    ISBN: 978-1-59824-525-7
    Edition: Paperback, 402 Pages
    Publication Date: June 1, 2007
    Gold drew stampeders to Alaska’s Innoko river region in 1906, when the town of Ophir was founded. More than 40 years later, the unchanging, government-mandated price for gold was strangling the town and its mining operations. Two young men, trying to recapture a dying way of life, spend a cold but entertaining winter in a remote cabin with an old timer while, in the town, a boatload of liquor contributes to odd goings-on.

    A gunfight with no shots fired, a wrestling match where a woman defeats a man and the initiation of a 16-year-old boy into the brotherhood of the north help break the monotony. Community events take place in a roadhouse and two bars, where domestic disputes become public and where, on one night, a woman, squatting over a spittoon to avoid a 60-below outhouse, demanded to know if goggle-eyed spectators “never saw a lady pee before?”
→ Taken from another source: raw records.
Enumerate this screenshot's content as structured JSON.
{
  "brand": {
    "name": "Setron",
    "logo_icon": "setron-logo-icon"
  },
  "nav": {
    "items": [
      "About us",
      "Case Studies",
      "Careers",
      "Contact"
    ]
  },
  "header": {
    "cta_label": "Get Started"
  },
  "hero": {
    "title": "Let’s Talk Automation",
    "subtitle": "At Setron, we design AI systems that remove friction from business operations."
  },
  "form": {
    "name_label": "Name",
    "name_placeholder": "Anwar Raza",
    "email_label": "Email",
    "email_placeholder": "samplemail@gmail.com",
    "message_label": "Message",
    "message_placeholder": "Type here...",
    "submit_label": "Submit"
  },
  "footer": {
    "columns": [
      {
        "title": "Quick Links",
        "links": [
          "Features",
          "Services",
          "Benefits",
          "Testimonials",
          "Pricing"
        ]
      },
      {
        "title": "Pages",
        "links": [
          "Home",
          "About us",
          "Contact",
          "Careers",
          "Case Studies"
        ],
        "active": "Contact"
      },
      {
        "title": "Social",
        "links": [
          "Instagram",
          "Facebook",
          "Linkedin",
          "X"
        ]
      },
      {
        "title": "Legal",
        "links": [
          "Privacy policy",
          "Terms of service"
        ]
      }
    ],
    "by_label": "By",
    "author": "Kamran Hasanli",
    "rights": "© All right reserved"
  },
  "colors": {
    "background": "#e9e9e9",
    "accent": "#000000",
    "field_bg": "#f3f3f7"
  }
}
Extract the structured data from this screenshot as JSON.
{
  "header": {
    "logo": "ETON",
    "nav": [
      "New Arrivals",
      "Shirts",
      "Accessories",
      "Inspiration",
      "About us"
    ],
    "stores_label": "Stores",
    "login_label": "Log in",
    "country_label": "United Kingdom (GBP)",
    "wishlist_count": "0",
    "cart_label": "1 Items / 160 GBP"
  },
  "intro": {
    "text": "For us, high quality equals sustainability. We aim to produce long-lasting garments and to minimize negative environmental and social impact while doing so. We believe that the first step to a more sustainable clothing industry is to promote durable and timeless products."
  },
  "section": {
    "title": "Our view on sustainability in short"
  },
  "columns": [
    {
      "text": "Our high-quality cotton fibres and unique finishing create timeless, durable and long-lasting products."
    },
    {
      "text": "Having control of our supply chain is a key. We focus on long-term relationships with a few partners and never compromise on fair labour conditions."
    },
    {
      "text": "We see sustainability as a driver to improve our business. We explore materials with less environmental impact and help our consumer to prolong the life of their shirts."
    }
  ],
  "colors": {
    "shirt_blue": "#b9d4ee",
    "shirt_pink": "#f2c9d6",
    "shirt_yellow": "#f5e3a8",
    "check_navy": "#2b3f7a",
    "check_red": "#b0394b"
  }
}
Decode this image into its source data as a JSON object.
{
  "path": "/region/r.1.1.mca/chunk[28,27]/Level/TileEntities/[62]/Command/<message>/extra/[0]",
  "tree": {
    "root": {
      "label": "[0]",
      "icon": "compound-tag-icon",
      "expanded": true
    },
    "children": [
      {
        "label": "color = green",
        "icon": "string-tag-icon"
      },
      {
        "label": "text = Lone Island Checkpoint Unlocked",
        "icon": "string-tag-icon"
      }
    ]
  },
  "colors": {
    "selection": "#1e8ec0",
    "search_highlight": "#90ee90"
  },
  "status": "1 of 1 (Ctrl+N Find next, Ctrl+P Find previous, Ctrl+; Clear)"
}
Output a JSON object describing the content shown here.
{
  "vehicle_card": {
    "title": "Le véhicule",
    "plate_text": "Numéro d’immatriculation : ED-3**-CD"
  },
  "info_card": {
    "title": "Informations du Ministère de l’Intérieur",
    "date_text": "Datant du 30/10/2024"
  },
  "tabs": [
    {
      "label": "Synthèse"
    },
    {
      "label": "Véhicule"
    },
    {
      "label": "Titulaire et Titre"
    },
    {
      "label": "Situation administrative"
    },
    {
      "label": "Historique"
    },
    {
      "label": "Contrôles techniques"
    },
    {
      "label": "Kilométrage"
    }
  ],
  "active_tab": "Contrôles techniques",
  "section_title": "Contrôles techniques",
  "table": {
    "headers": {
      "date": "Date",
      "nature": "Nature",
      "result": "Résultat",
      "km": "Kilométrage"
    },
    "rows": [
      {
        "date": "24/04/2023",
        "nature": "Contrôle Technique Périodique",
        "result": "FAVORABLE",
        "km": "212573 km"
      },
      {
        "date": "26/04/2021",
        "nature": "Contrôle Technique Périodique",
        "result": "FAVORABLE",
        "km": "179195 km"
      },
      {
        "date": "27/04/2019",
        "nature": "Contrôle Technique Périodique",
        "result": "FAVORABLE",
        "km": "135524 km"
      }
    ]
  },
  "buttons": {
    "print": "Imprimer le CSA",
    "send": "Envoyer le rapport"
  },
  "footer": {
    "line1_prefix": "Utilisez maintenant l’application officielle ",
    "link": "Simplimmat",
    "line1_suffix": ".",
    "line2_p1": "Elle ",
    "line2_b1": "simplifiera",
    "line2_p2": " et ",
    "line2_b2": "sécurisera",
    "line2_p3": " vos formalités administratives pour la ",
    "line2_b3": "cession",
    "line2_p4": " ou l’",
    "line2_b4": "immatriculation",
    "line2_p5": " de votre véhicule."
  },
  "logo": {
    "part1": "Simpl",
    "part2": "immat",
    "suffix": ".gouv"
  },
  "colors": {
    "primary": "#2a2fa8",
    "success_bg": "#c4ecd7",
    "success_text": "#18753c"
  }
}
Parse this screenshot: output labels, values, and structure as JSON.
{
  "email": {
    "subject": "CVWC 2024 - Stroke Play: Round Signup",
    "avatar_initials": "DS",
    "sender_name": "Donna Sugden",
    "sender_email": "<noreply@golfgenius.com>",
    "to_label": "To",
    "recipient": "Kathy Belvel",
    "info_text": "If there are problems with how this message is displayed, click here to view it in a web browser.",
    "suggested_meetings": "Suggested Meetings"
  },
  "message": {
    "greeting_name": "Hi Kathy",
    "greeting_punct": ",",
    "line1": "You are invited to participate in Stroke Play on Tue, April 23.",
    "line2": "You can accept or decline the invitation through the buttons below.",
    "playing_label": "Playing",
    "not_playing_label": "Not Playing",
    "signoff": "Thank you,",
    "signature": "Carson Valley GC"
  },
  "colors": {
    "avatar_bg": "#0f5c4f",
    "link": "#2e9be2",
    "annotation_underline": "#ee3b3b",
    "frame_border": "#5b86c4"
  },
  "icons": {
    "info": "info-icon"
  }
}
    A Christmas party for the town’s eight children is disrupted by a bungled knifing and, later, three of the children die in a fire when they are locked in while their parents visit a bar.

    The story is fiction, but Ophir and its troubles both were real. Ophir is gone, wiped out in a fire, but still appears on most maps. A few mines still operate.